So, if you are looking for a book to tuck into this holiday season, here are five I recommend. At the very least, they’re a little something to bring us together.
An illustration of the book cover of Nickel Boys by Colson Whitehead
Illustration by Hailey Coral
The Nickel Boys by Colson Whitehead

Colson Whitehead’s latest must-read is a richly imagined and deeply empathetic story of a young Black man unjustly sent to an abusive reform school in the Jim Crow South. While the novel is fiction, it’s based on real events that occurred over decades at Florida’s now-closed Dozier School for Boys. Whitehead has said that he wants his writings to share untold stories of the “corners of America that we never see, never think about, and never hear about.” The Nickel Boys achieves this and more—shining a light on the many ways systemic racism shows up in America’s history and works to crush human potential. The most haunting part about reading this book is to know that its story was repeated again and again.
The book cover of The Dutch Houes by Ann Patchett
Illustration by Hailey Coral
The Dutch House by Ann Patchett

Ann Patchett is one of my favorite authors, and books like The Dutch House are why. This tale of a brother and sister making their way through life beautifully explores the bonds between siblings, the challenges and complexities of families, and the universal search for home.
Illustration of the book cover for Whistling Vivaldi by Dr. Claude M. Steele
Illustration by Hailey Coral
Whistling Vivaldi by Dr. Claude M. Steele

Bias changes our brains. It distorts our interactions and perverts our identity. It’s like a bug in the source code of society. In Whistling Vivaldi, Dr. Steele describes how bias impedes our ability to perform at work, at school, and at great cost to us all.
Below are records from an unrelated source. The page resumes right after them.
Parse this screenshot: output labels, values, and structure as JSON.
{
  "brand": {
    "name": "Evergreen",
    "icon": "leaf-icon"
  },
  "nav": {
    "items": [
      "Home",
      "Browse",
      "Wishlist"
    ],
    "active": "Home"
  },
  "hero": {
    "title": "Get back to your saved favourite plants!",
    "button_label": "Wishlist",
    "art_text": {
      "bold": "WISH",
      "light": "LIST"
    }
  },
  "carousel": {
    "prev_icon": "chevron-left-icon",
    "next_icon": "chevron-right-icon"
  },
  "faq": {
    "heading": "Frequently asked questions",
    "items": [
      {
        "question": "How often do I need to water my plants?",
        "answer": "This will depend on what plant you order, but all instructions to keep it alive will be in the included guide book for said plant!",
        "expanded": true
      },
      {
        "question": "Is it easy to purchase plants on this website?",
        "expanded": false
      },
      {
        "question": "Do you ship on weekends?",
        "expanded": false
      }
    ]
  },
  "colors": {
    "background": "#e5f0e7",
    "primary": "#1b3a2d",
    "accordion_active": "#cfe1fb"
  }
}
Importantly, he also offers a roadmap to transcend it. Can you imagine the heights we’ll reach if, instead of telling people they’ll fall, we affirm they’re safe to keep reaching higher?
The book cover of "So you want to talk about race" by IIjeoma Oluo
Illustration by Hailey Coral
So You Want To Talk About Race by IIjeoma Oluo

Author and fellow Seattleite Iljeoma Oluo arms us with insight, empathy, and a new vocabulary for having difficult—but much-needed—conversations around race. In this book, she educates readers on how to bring more awareness and compassion into our interactions, so we can increase understanding. This book could not be more important or more timely.
An illustration of the book cover of "The Choice" by Dr. Edith Eva Eger
Illustration by Hailey Coral
The Choice: Embrace the Possible by Dr. Edith Eva Eger

This has been a difficult year, and The Choice is an essential read for anyone who is struggling. As a psychologist, Dr. Edith Eger provides expert advice on how to heal from trauma, and as a Holocaust survivor, she provides a powerful firsthand account of what that journey looks like. Dr. Eger has lived through the worst of humanity. In her book, she also shows us the best.